= Work item =
Repeat the entries beneath in their entirety, precisely as given.

[[ Given records open ]]

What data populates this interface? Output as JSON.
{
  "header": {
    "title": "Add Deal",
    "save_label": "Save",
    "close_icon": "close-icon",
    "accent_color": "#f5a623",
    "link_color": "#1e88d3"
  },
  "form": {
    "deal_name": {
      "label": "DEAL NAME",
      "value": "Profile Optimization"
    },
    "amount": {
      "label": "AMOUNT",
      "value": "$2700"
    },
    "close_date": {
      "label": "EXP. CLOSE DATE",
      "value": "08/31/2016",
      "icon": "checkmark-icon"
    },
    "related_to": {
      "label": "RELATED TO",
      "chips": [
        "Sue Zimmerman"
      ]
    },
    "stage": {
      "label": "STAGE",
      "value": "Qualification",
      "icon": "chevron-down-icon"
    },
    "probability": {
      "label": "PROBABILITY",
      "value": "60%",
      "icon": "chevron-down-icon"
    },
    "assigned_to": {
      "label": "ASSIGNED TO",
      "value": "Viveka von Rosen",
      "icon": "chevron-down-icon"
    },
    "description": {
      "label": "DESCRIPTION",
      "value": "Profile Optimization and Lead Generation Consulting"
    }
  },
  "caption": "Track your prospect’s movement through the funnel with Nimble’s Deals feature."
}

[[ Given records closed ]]

= Output for this task =
What data populates this interface? Output as JSON.
{
  "header": {
    "title": "Add Deal",
    "save_label": "Save",
    "close_icon": "close-icon",
    "accent_color": "#f5a623",
    "link_color": "#1e88d3"
  },
  "form": {
    "deal_name": {
      "label": "DEAL NAME",
      "value": "Profile Optimization"
    },
    "amount": {
      "label": "AMOUNT",
      "value": "$2700"
    },
    "close_date": {
      "label": "EXP. CLOSE DATE",
      "value": "08/31/2016",
      "icon": "checkmark-icon"
    },
    "related_to": {
      "label": "RELATED TO",
      "chips": [
        "Sue Zimmerman"
      ]
    },
    "stage": {
      "label": "STAGE",
      "value": "Qualification",
      "icon": "chevron-down-icon"
    },
    "probability": {
      "label": "PROBABILITY",
      "value": "60%",
      "icon": "chevron-down-icon"
    },
    "assigned_to": {
      "label": "ASSIGNED TO",
      "value": "Viveka von Rosen",
      "icon": "chevron-down-icon"
    },
    "description": {
      "label": "DESCRIPTION",
      "value": "Profile Optimization and Lead Generation Consulting"
    }
  },
  "caption": "Track your prospect’s movement through the funnel with Nimble’s Deals feature."
}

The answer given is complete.